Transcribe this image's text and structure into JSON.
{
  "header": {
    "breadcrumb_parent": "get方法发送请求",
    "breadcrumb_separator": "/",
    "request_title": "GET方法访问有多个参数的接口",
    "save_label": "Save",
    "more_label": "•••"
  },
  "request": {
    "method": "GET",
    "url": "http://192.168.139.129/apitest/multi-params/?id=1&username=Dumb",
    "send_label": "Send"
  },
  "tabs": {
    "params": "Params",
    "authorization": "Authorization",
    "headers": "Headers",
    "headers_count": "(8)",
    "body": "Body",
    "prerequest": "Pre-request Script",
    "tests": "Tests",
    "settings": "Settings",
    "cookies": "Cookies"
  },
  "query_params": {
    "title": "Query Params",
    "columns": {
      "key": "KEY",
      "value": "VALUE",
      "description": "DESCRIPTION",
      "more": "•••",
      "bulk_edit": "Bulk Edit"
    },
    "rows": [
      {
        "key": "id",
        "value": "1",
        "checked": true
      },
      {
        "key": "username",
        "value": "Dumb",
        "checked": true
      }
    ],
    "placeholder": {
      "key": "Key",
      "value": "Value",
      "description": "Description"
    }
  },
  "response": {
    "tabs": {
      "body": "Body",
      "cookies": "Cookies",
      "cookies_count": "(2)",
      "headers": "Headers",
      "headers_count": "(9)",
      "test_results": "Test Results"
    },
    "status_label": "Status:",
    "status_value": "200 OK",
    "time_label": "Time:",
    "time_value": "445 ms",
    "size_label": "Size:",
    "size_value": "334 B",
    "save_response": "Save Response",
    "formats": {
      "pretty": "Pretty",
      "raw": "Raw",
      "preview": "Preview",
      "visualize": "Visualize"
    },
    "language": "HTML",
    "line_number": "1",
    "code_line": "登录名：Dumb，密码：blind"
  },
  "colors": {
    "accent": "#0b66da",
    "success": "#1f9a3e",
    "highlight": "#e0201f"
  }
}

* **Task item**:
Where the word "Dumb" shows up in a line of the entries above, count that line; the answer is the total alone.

* **Solution to the exercise**:
3